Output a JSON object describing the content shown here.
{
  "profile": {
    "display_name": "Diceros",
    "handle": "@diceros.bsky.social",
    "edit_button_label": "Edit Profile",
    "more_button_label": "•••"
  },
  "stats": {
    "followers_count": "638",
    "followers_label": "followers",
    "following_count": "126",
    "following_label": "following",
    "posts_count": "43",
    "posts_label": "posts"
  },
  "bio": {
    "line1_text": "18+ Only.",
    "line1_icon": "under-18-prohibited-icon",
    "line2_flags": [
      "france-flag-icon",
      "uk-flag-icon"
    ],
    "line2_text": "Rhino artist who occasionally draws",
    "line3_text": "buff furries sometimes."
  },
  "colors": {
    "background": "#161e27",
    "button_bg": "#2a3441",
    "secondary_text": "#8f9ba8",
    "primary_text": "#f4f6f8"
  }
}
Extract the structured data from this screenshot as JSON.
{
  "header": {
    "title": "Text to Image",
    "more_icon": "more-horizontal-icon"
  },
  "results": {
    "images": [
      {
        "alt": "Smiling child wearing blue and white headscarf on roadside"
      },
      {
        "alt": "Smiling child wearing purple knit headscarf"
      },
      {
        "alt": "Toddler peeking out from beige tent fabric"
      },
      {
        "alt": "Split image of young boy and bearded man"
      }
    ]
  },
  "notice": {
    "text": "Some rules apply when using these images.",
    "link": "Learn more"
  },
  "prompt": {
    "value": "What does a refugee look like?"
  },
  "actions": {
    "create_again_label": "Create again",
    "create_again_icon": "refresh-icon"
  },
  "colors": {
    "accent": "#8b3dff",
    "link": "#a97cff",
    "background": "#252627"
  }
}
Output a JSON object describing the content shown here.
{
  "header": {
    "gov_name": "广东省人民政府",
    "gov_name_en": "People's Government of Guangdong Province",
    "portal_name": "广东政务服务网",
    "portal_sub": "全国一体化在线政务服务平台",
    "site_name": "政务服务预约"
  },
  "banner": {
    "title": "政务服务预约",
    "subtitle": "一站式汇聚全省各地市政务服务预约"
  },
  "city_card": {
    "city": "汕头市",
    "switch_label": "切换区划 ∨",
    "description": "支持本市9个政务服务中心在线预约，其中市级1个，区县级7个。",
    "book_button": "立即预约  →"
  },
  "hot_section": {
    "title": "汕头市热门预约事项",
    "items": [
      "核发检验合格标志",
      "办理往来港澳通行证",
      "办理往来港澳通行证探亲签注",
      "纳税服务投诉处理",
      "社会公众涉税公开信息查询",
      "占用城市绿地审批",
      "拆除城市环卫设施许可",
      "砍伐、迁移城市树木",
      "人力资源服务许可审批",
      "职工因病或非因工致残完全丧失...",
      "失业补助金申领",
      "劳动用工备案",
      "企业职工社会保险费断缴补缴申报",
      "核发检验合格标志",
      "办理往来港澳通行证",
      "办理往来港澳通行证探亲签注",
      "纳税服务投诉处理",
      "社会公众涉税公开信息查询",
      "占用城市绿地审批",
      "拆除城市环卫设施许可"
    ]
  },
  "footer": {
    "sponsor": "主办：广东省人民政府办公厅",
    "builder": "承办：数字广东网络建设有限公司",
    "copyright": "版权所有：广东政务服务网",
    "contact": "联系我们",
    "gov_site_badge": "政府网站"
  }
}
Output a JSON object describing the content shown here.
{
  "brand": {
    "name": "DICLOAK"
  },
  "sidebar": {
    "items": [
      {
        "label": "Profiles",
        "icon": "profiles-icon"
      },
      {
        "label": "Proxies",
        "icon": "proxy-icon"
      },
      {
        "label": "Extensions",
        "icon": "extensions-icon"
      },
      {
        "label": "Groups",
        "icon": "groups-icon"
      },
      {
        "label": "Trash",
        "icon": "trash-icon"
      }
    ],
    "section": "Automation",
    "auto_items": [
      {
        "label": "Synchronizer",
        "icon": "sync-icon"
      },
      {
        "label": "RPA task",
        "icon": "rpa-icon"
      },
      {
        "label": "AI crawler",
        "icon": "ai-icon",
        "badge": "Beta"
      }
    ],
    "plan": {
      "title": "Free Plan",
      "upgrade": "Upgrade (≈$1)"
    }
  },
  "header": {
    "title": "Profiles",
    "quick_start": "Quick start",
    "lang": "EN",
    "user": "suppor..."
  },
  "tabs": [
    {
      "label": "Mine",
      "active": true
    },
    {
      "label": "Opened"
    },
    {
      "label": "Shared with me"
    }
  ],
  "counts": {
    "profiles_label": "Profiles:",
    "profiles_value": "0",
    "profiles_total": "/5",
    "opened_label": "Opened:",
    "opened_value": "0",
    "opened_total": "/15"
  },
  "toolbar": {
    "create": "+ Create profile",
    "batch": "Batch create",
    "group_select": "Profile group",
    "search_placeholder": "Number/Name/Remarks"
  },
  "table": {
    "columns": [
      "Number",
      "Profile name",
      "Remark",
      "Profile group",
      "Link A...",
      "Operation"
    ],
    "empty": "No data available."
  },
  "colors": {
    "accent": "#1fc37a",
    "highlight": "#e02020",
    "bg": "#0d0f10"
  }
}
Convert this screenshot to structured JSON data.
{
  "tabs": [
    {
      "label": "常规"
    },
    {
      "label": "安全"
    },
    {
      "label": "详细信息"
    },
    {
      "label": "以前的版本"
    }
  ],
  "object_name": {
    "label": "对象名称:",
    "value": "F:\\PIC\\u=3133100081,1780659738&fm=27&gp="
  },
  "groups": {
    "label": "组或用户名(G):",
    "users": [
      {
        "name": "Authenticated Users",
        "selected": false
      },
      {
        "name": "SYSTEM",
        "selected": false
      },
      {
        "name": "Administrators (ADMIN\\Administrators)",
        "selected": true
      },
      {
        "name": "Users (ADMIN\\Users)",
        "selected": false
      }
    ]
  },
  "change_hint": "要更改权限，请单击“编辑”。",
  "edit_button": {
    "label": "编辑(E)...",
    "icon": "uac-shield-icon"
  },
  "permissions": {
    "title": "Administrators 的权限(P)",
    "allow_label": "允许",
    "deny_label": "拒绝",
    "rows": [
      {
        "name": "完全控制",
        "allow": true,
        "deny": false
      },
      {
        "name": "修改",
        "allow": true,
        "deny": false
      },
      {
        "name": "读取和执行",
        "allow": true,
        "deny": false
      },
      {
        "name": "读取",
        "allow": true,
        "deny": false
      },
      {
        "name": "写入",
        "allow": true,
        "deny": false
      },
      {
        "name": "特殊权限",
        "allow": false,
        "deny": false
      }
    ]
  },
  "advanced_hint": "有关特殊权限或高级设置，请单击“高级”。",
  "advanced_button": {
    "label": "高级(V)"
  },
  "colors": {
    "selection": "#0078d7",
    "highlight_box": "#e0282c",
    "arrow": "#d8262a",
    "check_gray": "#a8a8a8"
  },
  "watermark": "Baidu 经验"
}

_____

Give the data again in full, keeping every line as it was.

● Answer below:
Output a JSON object describing the content shown here.
{
  "profile": {
    "display_name": "Diceros",
    "handle": "@diceros.bsky.social",
    "edit_button_label": "Edit Profile",
    "more_button_label": "•••"
  },
  "stats": {
    "followers_count": "638",
    "followers_label": "followers",
    "following_count": "126",
    "following_label": "following",
    "posts_count": "43",
    "posts_label": "posts"
  },
  "bio": {
    "line1_text": "18+ Only.",
    "line1_icon": "under-18-prohibited-icon",
    "line2_flags": [
      "france-flag-icon",
      "uk-flag-icon"
    ],
    "line2_text": "Rhino artist who occasionally draws",
    "line3_text": "buff furries sometimes."
  },
  "colors": {
    "background": "#161e27",
    "button_bg": "#2a3441",
    "secondary_text": "#8f9ba8",
    "primary_text": "#f4f6f8"
  }
}
Extract the structured data from this screenshot as JSON.
{
  "header": {
    "title": "Text to Image",
    "more_icon": "more-horizontal-icon"
  },
  "results": {
    "images": [
      {
        "alt": "Smiling child wearing blue and white headscarf on roadside"
      },
      {
        "alt": "Smiling child wearing purple knit headscarf"
      },
      {
        "alt": "Toddler peeking out from beige tent fabric"
      },
      {
        "alt": "Split image of young boy and bearded man"
      }
    ]
  },
  "notice": {
    "text": "Some rules apply when using these images.",
    "link": "Learn more"
  },
  "prompt": {
    "value": "What does a refugee look like?"
  },
  "actions": {
    "create_again_label": "Create again",
    "create_again_icon": "refresh-icon"
  },
  "colors": {
    "accent": "#8b3dff",
    "link": "#a97cff",
    "background": "#252627"
  }
}
Output a JSON object describing the content shown here.
{
  "header": {
    "gov_name": "广东省人民政府",
    "gov_name_en": "People's Government of Guangdong Province",
    "portal_name": "广东政务服务网",
    "portal_sub": "全国一体化在线政务服务平台",
    "site_name": "政务服务预约"
  },
  "banner": {
    "title": "政务服务预约",
    "subtitle": "一站式汇聚全省各地市政务服务预约"
  },
  "city_card": {
    "city": "汕头市",
    "switch_label": "切换区划 ∨",
    "description": "支持本市9个政务服务中心在线预约，其中市级1个，区县级7个。",
    "book_button": "立即预约  →"
  },
  "hot_section": {
    "title": "汕头市热门预约事项",
    "items": [
      "核发检验合格标志",
      "办理往来港澳通行证",
      "办理往来港澳通行证探亲签注",
      "纳税服务投诉处理",
      "社会公众涉税公开信息查询",
      "占用城市绿地审批",
      "拆除城市环卫设施许可",
      "砍伐、迁移城市树木",
      "人力资源服务许可审批",
      "职工因病或非因工致残完全丧失...",
      "失业补助金申领",
      "劳动用工备案",
      "企业职工社会保险费断缴补缴申报",
      "核发检验合格标志",
      "办理往来港澳通行证",
      "办理往来港澳通行证探亲签注",
      "纳税服务投诉处理",
      "社会公众涉税公开信息查询",
      "占用城市绿地审批",
      "拆除城市环卫设施许可"
    ]
  },
  "footer": {
    "sponsor": "主办：广东省人民政府办公厅",
    "builder": "承办：数字广东网络建设有限公司",
    "copyright": "版权所有：广东政务服务网",
    "contact": "联系我们",
    "gov_site_badge": "政府网站"
  }
}
Output a JSON object describing the content shown here.
{
  "brand": {
    "name": "DICLOAK"
  },
  "sidebar": {
    "items": [
      {
        "label": "Profiles",
        "icon": "profiles-icon"
      },
      {
        "label": "Proxies",
        "icon": "proxy-icon"
      },
      {
        "label": "Extensions",
        "icon": "extensions-icon"
      },
      {
        "label": "Groups",
        "icon": "groups-icon"
      },
      {
        "label": "Trash",
        "icon": "trash-icon"
      }
    ],
    "section": "Automation",
    "auto_items": [
      {
        "label": "Synchronizer",
        "icon": "sync-icon"
      },
      {
        "label": "RPA task",
        "icon": "rpa-icon"
      },
      {
        "label": "AI crawler",
        "icon": "ai-icon",
        "badge": "Beta"
      }
    ],
    "plan": {
      "title": "Free Plan",
      "upgrade": "Upgrade (≈$1)"
    }
  },
  "header": {
    "title": "Profiles",
    "quick_start": "Quick start",
    "lang": "EN",
    "user": "suppor..."
  },
  "tabs": [
    {
      "label": "Mine",
      "active": true
    },
    {
      "label": "Opened"
    },
    {
      "label": "Shared with me"
    }
  ],
  "counts": {
    "profiles_label": "Profiles:",
    "profiles_value": "0",
    "profiles_total": "/5",
    "opened_label": "Opened:",
    "opened_value": "0",
    "opened_total": "/15"
  },
  "toolbar": {
    "create": "+ Create profile",
    "batch": "Batch create",
    "group_select": "Profile group",
    "search_placeholder": "Number/Name/Remarks"
  },
  "table": {
    "columns": [
      "Number",
      "Profile name",
      "Remark",
      "Profile group",
      "Link A...",
      "Operation"
    ],
    "empty": "No data available."
  },
  "colors": {
    "accent": "#1fc37a",
    "highlight": "#e02020",
    "bg": "#0d0f10"
  }
}
Convert this screenshot to structured JSON data.
{
  "tabs": [
    {
      "label": "常规"
    },
    {
      "label": "安全"
    },
    {
      "label": "详细信息"
    },
    {
      "label": "以前的版本"
    }
  ],
  "object_name": {
    "label": "对象名称:",
    "value": "F:\\PIC\\u=3133100081,1780659738&fm=27&gp="
  },
  "groups": {
    "label": "组或用户名(G):",
    "users": [
      {
        "name": "Authenticated Users",
        "selected": false
      },
      {
        "name": "SYSTEM",
        "selected": false
      },
      {
        "name": "Administrators (ADMIN\\Administrators)",
        "selected": true
      },
      {
        "name": "Users (ADMIN\\Users)",
        "selected": false
      }
    ]
  },
  "change_hint": "要更改权限，请单击“编辑”。",
  "edit_button": {
    "label": "编辑(E)...",
    "icon": "uac-shield-icon"
  },
  "permissions": {
    "title": "Administrators 的权限(P)",
    "allow_label": "允许",
    "deny_label": "拒绝",
    "rows": [
      {
        "name": "完全控制",
        "allow": true,
        "deny": false
      },
      {
        "name": "修改",
        "allow": true,
        "deny": false
      },
      {
        "name": "读取和执行",
        "allow": true,
        "deny": false
      },
      {
        "name": "读取",
        "allow": true,
        "deny": false
      },
      {
        "name": "写入",
        "allow": true,
        "deny": false
      },
      {
        "name": "特殊权限",
        "allow": false,
        "deny": false
      }
    ]
  },
  "advanced_hint": "有关特殊权限或高级设置，请单击“高级”。",
  "advanced_button": {
    "label": "高级(V)"
  },
  "colors": {
    "selection": "#0078d7",
    "highlight_box": "#e0282c",
    "arrow": "#d8262a",
    "check_gray": "#a8a8a8"
  },
  "watermark": "Baidu 经验"
}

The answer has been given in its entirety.